──────── Records for processing

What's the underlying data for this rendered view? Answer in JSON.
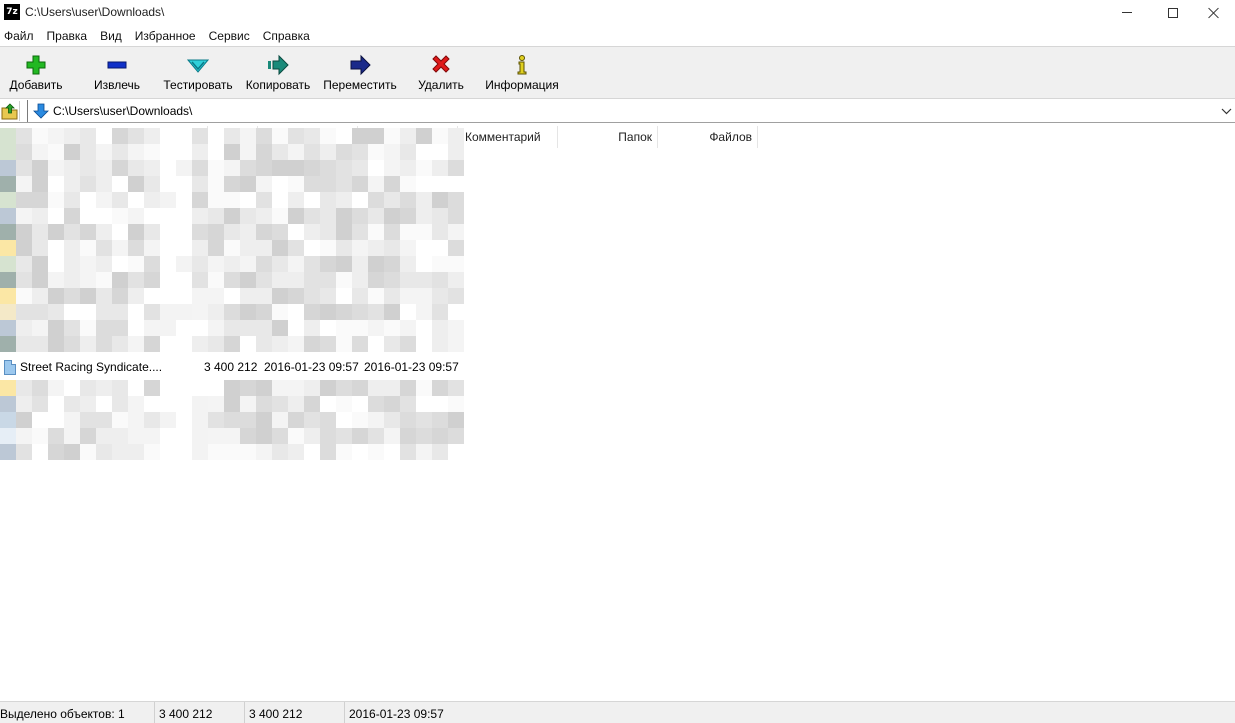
{
  "window": {
    "app_icon_text": "7z",
    "title": "C:\\Users\\user\\Downloads\\",
    "controls": [
      "minimize",
      "maximize",
      "close"
    ]
  },
  "menu": {
    "items": [
      "Файл",
      "Правка",
      "Вид",
      "Избранное",
      "Сервис",
      "Справка"
    ]
  },
  "toolbar": {
    "buttons": [
      {
        "label": "Добавить",
        "icon": "plus-icon",
        "color": "#1fb51f"
      },
      {
        "label": "Извлечь",
        "icon": "minus-icon",
        "color": "#1030c8"
      },
      {
        "label": "Тестировать",
        "icon": "check-down-icon",
        "color": "#27c8d2"
      },
      {
        "label": "Копировать",
        "icon": "copy-arrow-icon",
        "color": "#1a8a7a"
      },
      {
        "label": "Переместить",
        "icon": "move-arrow-icon",
        "color": "#1a2a8a"
      },
      {
        "label": "Удалить",
        "icon": "delete-x-icon",
        "color": "#e01a1a"
      },
      {
        "label": "Информация",
        "icon": "info-icon",
        "color": "#e0d020"
      }
    ]
  },
  "address": {
    "path": "C:\\Users\\user\\Downloads\\"
  },
  "columns": {
    "comment": "Комментарий",
    "folders": "Папок",
    "files": "Файлов"
  },
  "file_row": {
    "name": "Street Racing Syndicate....",
    "size": "3 400 212",
    "modified": "2016-01-23 09:57",
    "created": "2016-01-23 09:57"
  },
  "status": {
    "selected": "Выделено объектов: 1",
    "size": "3 400 212",
    "packed": "3 400 212",
    "date": "2016-01-23 09:57"
  }
}
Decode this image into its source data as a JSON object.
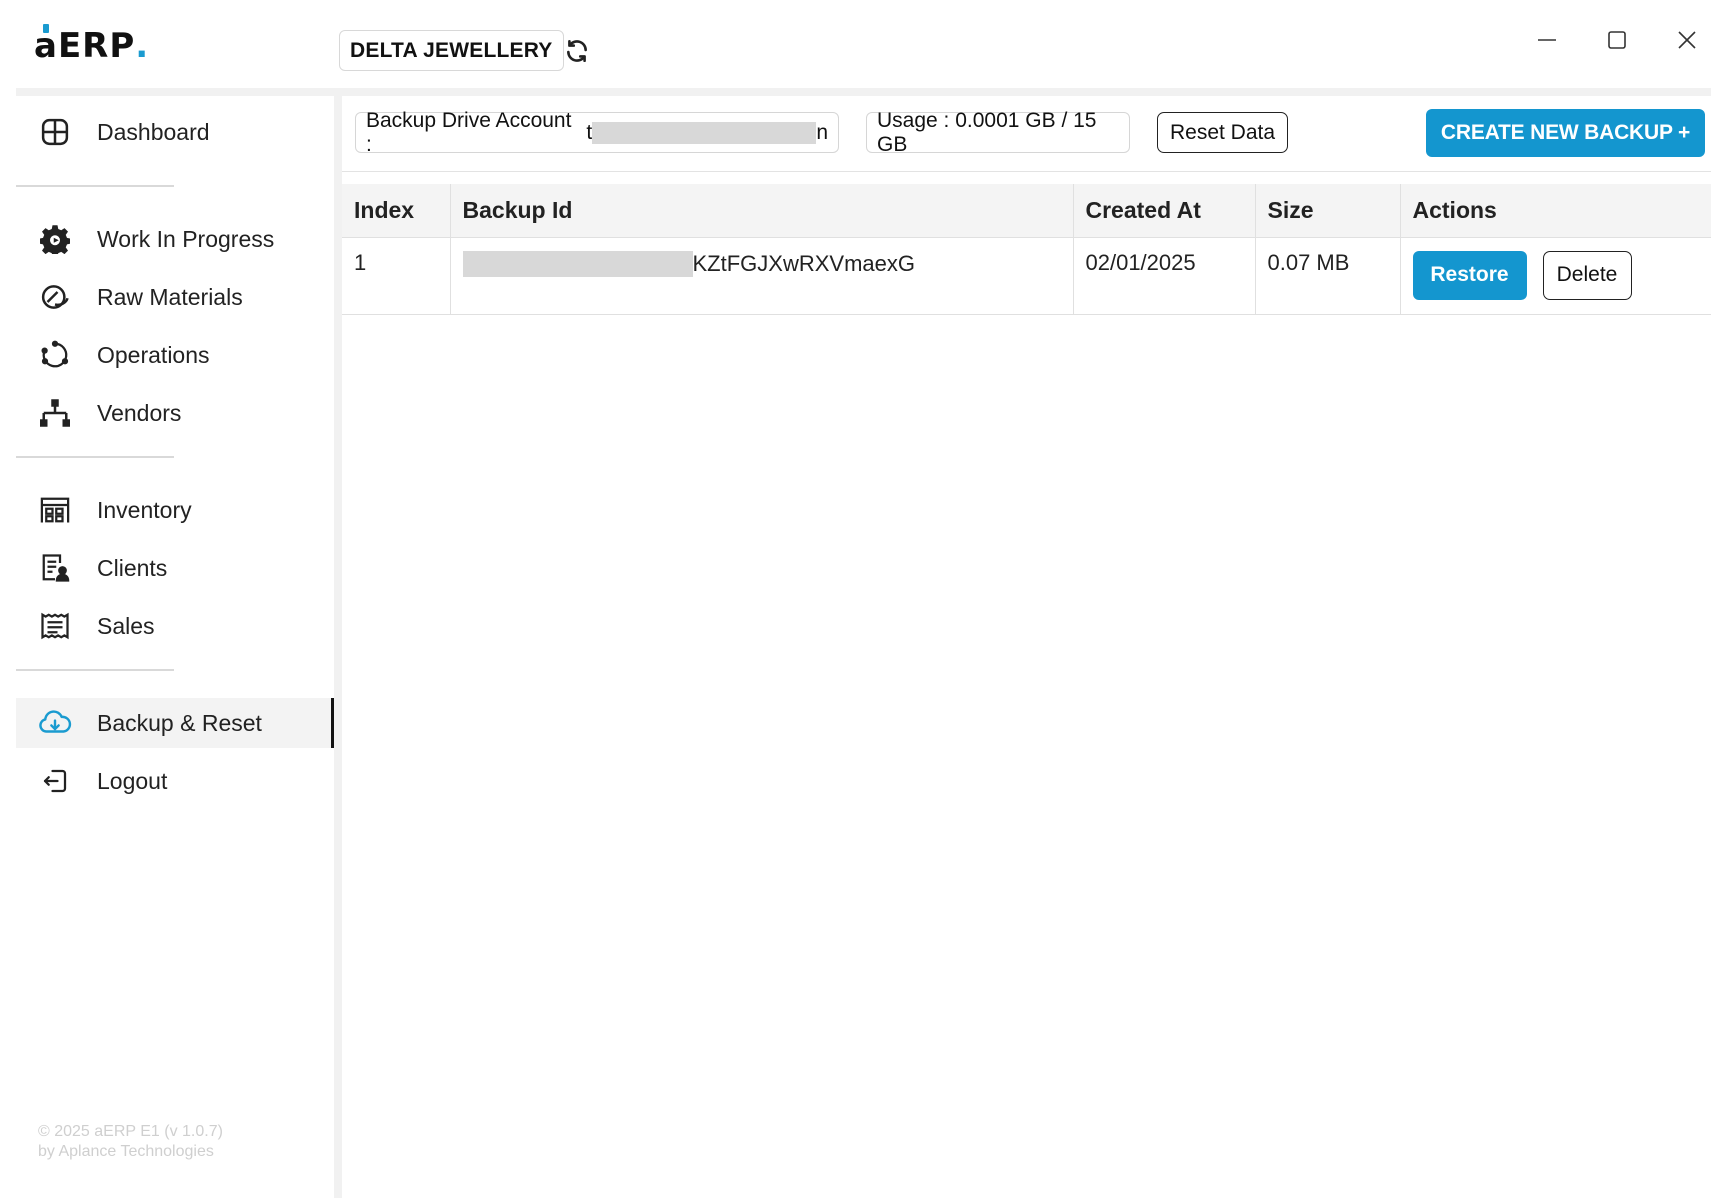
{
  "app": {
    "logo_text": "aERP",
    "logo_dot": ".",
    "company_name": "DELTA JEWELLERY",
    "accent_color": "#1496cf"
  },
  "window_controls": {
    "minimize_icon": "minimize-icon",
    "maximize_icon": "maximize-icon",
    "close_icon": "close-icon"
  },
  "sidebar": {
    "items": [
      {
        "label": "Dashboard",
        "icon": "dashboard-icon"
      },
      {
        "label": "Work In Progress",
        "icon": "gear-icon"
      },
      {
        "label": "Raw Materials",
        "icon": "raw-materials-icon"
      },
      {
        "label": "Operations",
        "icon": "operations-icon"
      },
      {
        "label": "Vendors",
        "icon": "vendors-icon"
      },
      {
        "label": "Inventory",
        "icon": "inventory-icon"
      },
      {
        "label": "Clients",
        "icon": "clients-icon"
      },
      {
        "label": "Sales",
        "icon": "sales-icon"
      },
      {
        "label": "Backup & Reset",
        "icon": "cloud-download-icon",
        "active": true
      },
      {
        "label": "Logout",
        "icon": "logout-icon"
      }
    ],
    "footer_line1": "© 2025 aERP E1 (v 1.0.7)",
    "footer_line2": "by Aplance Technologies"
  },
  "toolbar": {
    "drive_account_label": "Backup Drive Account :",
    "drive_account_prefix": "t",
    "drive_account_suffix": "n",
    "usage_text": "Usage : 0.0001 GB / 15 GB",
    "reset_label": "Reset Data",
    "create_label": "CREATE NEW BACKUP +"
  },
  "table": {
    "columns": [
      "Index",
      "Backup Id",
      "Created At",
      "Size",
      "Actions"
    ],
    "rows": [
      {
        "index": "1",
        "backup_id_visible": "KZtFGJXwRXVmaexG",
        "created_at": "02/01/2025",
        "size": "0.07 MB",
        "restore_label": "Restore",
        "delete_label": "Delete"
      }
    ]
  }
}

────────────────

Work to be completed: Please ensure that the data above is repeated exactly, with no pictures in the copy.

Response to the task:
What's the underlying data for this rendered view? Answer in JSON.
{
  "window": {
    "app_icon_text": "7z",
    "title": "C:\\Users\\user\\Downloads\\",
    "controls": [
      "minimize",
      "maximize",
      "close"
    ]
  },
  "menu": {
    "items": [
      "Файл",
      "Правка",
      "Вид",
      "Избранное",
      "Сервис",
      "Справка"
    ]
  },
  "toolbar": {
    "buttons": [
      {
        "label": "Добавить",
        "icon": "plus-icon",
        "color": "#1fb51f"
      },
      {
        "label": "Извлечь",
        "icon": "minus-icon",
        "color": "#1030c8"
      },
      {
        "label": "Тестировать",
        "icon": "check-down-icon",
        "color": "#27c8d2"
      },
      {
        "label": "Копировать",
        "icon": "copy-arrow-icon",
        "color": "#1a8a7a"
      },
      {
        "label": "Переместить",
        "icon": "move-arrow-icon",
        "color": "#1a2a8a"
      },
      {
        "label": "Удалить",
        "icon": "delete-x-icon",
        "color": "#e01a1a"
      },
      {
        "label": "Информация",
        "icon": "info-icon",
        "color": "#e0d020"
      }
    ]
  },
  "address": {
    "path": "C:\\Users\\user\\Downloads\\"
  },
  "columns": {
    "comment": "Комментарий",
    "folders": "Папок",
    "files": "Файлов"
  },
  "file_row": {
    "name": "Street Racing Syndicate....",
    "size": "3 400 212",
    "modified": "2016-01-23 09:57",
    "created": "2016-01-23 09:57"
  },
  "status": {
    "selected": "Выделено объектов: 1",
    "size": "3 400 212",
    "packed": "3 400 212",
    "date": "2016-01-23 09:57"
  }
}
Decode this image into its source data as a JSON object.
{
  "app": {
    "logo_text": "aERP",
    "logo_dot": ".",
    "company_name": "DELTA JEWELLERY",
    "accent_color": "#1496cf"
  },
  "window_controls": {
    "minimize_icon": "minimize-icon",
    "maximize_icon": "maximize-icon",
    "close_icon": "close-icon"
  },
  "sidebar": {
    "items": [
      {
        "label": "Dashboard",
        "icon": "dashboard-icon"
      },
      {
        "label": "Work In Progress",
        "icon": "gear-icon"
      },
      {
        "label": "Raw Materials",
        "icon": "raw-materials-icon"
      },
      {
        "label": "Operations",
        "icon": "operations-icon"
      },
      {
        "label": "Vendors",
        "icon": "vendors-icon"
      },
      {
        "label": "Inventory",
        "icon": "inventory-icon"
      },
      {
        "label": "Clients",
        "icon": "clients-icon"
      },
      {
        "label": "Sales",
        "icon": "sales-icon"
      },
      {
        "label": "Backup & Reset",
        "icon": "cloud-download-icon",
        "active": true
      },
      {
        "label": "Logout",
        "icon": "logout-icon"
      }
    ],
    "footer_line1": "© 2025 aERP E1 (v 1.0.7)",
    "footer_line2": "by Aplance Technologies"
  },
  "toolbar": {
    "drive_account_label": "Backup Drive Account :",
    "drive_account_prefix": "t",
    "drive_account_suffix": "n",
    "usage_text": "Usage : 0.0001 GB / 15 GB",
    "reset_label": "Reset Data",
    "create_label": "CREATE NEW BACKUP +"
  },
  "table": {
    "columns": [
      "Index",
      "Backup Id",
      "Created At",
      "Size",
      "Actions"
    ],
    "rows": [
      {
        "index": "1",
        "backup_id_visible": "KZtFGJXwRXVmaexG",
        "created_at": "02/01/2025",
        "size": "0.07 MB",
        "restore_label": "Restore",
        "delete_label": "Delete"
      }
    ]
  }
}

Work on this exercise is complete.